15 September 2020, Honiara, Solomon Islands – A sub-national workshop to raise awareness and train key sub-national stakeholders to understand and correctly interpret sub-seasonal to monthly to seasonal scale, extreme rainfall and impact information in the Early Action Rainfall (EAR) Watch bulletin in order to effectively disseminate and communicate to communities was conducted last week in Solomon Islands.
The workshop, which was held from 7 – 8 September at the Heritage Park Hotel in Honiara, was organised by the Solomon Islands National Meteorological Services with assistance from the Red Cross Red Crescent Climate Centre, Australian Government-funded Climate and Oceans Support Program in the Pacific (COSPPac) and the Secretariat of the Pacific Regional Environment Programme (SPREP). The workshop was funded by the French Red Cross, World Vision, Australian Pacific Climate Partnership and COSPPac.
Mr David Hiba, Director of the Solomon Islands National Meteorological Services in his opening remarks stated that the main purpose of the EAR Watch is to provide sectors with information on rainfall variation over the past 12 months and rainfall predictions for the next three months to help them better plan, prepare, and respond to prolonged periods of dry (drought) and wet conditions that could trigger secondary impacts such as the outbreak of water-borne diseases.
“This workshop is the first of its kind for the Met Service to engage partners from NGO’s working with people with disabilities and Women’s groups, and it’s great to hear from them on how we can tailor the EAR watch information to suit their needs and the people within their networks”
The main goal of the workshop was to help participants understand and interpret the EAR watch bulletin as well as identifying appropriate traditional and local drought preparedness and coping strategies to provide additional guidance in the EAR Watch bulletin.

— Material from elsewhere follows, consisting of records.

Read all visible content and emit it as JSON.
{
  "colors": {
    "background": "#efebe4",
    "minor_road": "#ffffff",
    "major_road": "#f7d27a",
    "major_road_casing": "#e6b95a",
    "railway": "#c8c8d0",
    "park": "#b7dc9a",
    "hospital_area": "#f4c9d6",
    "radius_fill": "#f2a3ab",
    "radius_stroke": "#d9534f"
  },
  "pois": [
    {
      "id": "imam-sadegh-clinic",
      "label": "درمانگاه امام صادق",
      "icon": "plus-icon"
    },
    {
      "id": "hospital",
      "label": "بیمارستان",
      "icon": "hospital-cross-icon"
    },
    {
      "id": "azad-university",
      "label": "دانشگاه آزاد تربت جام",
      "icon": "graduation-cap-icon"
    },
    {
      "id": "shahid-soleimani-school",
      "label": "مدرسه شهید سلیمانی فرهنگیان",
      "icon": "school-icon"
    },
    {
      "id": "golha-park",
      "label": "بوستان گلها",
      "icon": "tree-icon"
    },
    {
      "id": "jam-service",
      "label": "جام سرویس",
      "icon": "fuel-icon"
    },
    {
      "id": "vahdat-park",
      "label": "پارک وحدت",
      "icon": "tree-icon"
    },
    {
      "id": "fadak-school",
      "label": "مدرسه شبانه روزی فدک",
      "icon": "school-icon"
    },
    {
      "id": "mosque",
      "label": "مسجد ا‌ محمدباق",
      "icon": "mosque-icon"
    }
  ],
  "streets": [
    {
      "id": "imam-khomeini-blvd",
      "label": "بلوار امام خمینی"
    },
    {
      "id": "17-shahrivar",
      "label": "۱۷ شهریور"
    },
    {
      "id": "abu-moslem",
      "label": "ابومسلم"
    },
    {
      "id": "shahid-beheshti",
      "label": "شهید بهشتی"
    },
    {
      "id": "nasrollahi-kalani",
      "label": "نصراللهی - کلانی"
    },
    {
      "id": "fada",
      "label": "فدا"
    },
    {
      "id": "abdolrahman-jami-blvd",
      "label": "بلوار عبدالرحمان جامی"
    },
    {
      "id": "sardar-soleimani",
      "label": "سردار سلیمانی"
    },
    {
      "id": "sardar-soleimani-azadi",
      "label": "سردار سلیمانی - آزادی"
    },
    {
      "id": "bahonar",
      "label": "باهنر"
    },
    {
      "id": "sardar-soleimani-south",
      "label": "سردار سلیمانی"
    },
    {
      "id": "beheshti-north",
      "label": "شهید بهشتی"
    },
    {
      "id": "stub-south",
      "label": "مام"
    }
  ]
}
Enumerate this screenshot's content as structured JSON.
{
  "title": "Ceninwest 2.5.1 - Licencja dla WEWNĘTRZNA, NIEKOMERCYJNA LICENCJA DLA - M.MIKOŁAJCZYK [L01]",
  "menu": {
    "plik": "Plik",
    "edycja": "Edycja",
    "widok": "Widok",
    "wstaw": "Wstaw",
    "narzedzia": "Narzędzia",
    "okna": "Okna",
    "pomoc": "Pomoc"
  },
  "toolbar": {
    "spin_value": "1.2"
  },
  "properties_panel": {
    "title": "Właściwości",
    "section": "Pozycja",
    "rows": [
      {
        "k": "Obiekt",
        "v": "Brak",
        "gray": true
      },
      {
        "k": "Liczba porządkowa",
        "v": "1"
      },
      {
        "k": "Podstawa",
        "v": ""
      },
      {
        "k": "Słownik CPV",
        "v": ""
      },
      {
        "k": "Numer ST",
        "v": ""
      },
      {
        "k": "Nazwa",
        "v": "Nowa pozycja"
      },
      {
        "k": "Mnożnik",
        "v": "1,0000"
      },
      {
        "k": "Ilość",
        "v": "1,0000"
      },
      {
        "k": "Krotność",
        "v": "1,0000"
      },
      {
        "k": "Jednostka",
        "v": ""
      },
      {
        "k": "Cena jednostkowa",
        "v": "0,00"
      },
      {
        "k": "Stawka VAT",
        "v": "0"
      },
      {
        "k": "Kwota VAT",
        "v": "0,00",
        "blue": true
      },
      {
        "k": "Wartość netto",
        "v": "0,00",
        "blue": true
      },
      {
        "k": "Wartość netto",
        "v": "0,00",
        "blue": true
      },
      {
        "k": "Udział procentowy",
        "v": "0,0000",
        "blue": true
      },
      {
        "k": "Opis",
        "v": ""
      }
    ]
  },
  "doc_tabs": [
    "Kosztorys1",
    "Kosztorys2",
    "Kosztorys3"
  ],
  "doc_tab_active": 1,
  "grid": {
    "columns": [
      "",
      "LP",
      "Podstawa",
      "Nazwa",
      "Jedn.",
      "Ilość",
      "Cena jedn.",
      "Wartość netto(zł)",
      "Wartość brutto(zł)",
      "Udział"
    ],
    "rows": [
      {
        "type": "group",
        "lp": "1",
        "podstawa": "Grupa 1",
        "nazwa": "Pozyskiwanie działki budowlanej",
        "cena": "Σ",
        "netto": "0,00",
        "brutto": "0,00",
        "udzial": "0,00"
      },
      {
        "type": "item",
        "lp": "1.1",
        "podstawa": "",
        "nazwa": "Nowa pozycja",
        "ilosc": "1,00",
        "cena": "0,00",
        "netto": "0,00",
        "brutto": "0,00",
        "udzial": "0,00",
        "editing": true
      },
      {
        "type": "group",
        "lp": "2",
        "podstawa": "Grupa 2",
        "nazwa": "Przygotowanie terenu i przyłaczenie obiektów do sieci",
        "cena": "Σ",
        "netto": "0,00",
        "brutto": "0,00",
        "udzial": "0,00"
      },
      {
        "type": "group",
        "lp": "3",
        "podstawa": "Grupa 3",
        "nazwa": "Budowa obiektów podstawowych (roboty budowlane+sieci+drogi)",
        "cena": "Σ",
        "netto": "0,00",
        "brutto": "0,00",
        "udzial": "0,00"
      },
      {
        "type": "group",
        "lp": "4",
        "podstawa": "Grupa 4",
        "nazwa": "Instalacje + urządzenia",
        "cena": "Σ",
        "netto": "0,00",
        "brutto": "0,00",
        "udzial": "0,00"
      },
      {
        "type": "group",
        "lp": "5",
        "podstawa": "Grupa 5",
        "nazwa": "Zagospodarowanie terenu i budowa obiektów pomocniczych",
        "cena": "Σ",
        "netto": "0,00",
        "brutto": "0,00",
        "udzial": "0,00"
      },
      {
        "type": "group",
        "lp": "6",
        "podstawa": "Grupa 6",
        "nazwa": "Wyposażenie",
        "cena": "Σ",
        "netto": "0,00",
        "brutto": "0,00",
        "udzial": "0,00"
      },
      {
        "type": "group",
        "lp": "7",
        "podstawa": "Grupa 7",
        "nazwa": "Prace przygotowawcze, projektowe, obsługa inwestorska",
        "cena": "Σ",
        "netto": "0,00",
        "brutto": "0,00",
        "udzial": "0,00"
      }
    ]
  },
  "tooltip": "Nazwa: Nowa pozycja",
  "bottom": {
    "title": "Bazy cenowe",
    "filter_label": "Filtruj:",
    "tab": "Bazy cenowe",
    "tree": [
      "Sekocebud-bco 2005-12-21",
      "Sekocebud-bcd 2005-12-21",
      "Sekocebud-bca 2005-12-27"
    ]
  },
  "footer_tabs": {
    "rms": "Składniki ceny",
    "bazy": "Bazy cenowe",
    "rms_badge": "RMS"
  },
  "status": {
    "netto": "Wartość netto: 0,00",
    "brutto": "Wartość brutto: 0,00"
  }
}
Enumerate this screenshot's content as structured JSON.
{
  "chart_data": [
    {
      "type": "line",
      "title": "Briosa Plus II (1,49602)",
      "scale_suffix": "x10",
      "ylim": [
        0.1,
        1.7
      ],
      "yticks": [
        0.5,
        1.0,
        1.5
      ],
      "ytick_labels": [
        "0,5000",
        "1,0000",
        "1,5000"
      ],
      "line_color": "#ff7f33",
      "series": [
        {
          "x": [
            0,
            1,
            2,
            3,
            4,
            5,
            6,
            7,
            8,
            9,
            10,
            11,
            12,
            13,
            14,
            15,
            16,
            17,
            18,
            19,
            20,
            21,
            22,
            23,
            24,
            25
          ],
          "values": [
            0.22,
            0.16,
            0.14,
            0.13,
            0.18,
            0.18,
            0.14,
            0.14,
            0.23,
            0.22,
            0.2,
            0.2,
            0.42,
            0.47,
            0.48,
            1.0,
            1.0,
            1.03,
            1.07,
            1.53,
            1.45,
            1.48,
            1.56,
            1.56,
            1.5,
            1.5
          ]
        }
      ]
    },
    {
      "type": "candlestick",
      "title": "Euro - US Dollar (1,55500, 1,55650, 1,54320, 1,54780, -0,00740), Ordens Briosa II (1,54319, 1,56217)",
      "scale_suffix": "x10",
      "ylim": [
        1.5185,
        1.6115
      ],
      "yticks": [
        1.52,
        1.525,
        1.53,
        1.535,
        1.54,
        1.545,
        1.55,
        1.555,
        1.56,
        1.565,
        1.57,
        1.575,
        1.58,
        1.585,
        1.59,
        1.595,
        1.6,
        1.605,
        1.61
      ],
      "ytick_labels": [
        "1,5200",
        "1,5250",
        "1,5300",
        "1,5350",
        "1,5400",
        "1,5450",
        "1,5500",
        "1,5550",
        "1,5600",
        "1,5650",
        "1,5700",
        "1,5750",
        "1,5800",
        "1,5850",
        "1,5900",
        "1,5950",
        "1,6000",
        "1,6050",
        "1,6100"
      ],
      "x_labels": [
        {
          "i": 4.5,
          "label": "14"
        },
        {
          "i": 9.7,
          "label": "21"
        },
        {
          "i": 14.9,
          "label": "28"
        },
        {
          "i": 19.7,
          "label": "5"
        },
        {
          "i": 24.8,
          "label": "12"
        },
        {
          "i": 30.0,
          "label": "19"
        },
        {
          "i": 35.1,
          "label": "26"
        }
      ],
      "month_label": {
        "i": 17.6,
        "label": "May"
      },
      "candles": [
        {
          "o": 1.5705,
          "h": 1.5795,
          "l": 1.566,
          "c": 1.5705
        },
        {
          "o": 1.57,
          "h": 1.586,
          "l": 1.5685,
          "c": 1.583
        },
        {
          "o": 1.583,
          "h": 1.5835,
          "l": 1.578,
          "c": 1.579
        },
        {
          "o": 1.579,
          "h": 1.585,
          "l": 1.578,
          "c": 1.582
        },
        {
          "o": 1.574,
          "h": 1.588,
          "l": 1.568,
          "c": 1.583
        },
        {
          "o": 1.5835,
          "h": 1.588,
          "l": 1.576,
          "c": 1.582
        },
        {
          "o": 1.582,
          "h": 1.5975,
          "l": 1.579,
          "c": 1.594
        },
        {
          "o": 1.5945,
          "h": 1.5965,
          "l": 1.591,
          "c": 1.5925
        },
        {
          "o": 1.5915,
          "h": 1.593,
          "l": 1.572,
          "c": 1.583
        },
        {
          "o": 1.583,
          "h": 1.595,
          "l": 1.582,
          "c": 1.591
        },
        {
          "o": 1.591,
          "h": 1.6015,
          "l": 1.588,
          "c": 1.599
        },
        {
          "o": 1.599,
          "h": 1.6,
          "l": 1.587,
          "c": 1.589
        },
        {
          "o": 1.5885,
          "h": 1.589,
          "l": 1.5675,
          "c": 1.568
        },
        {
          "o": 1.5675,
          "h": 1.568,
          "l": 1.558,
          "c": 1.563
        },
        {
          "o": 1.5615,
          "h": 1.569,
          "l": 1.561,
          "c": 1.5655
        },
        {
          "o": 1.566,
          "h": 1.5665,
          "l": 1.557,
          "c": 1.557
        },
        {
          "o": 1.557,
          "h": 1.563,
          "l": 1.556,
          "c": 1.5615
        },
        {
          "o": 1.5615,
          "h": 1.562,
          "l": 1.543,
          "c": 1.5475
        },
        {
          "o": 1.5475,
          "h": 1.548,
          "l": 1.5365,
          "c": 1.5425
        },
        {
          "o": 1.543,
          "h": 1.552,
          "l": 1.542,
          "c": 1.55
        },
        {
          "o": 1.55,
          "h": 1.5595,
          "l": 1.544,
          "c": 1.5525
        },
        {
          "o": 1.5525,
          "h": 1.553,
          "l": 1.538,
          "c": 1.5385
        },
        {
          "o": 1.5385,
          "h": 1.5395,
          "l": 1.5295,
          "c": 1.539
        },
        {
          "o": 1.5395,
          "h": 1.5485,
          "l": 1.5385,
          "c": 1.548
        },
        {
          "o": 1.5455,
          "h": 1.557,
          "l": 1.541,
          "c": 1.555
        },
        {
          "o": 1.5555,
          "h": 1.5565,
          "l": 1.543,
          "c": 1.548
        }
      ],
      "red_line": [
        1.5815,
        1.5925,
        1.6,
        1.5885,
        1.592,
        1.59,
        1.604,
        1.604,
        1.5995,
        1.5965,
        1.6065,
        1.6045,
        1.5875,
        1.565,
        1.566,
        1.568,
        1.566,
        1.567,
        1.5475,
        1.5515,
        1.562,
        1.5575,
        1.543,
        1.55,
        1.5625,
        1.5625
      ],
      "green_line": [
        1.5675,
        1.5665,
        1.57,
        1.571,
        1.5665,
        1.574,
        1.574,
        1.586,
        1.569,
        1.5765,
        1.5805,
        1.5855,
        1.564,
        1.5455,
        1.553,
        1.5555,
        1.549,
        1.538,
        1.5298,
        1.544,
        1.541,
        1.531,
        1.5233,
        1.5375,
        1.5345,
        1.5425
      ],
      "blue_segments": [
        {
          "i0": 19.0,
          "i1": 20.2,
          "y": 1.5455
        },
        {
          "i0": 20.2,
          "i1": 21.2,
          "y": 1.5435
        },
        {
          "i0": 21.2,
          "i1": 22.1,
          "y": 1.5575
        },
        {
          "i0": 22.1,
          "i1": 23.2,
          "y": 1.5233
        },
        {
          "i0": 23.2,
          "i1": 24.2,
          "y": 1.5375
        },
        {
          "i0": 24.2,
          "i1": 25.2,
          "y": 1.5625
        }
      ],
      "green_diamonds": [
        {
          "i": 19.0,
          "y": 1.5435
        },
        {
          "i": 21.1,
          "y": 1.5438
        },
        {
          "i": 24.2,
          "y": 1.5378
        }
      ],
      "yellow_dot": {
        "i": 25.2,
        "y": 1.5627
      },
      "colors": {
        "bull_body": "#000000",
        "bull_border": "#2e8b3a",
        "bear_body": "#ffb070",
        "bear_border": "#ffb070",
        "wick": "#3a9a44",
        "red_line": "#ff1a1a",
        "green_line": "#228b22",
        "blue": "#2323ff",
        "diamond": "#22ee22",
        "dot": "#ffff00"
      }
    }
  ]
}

According to a representative from the Ministry of Agriculture, they “appreciated the EAR Watch workshop especially the discussions on the timescales and the impacts on root and vegetable crops”.
Mr Lloyd Tahani, Deputy Director of the Solomon Islands National Meteorological Services confirmed that the workshop was a success as it was able to identify differentiated information, access, and communication needs of different social groups within communities – such as women, youth, and people with disabilities, and identify priorities for developing, or modifying further simplified EAR Watch information products and services targeted to these group needs. To ensure the engagement process and communication was clear, the workshop included a sign-language interpreter.
The EAR Watch process has been replicated in Cook Islands, Fiji, Kiribati, PNG, Samoa, Tuvalu and Vanuatu.
For more information please contact Mr Philip Malsale at [email protected].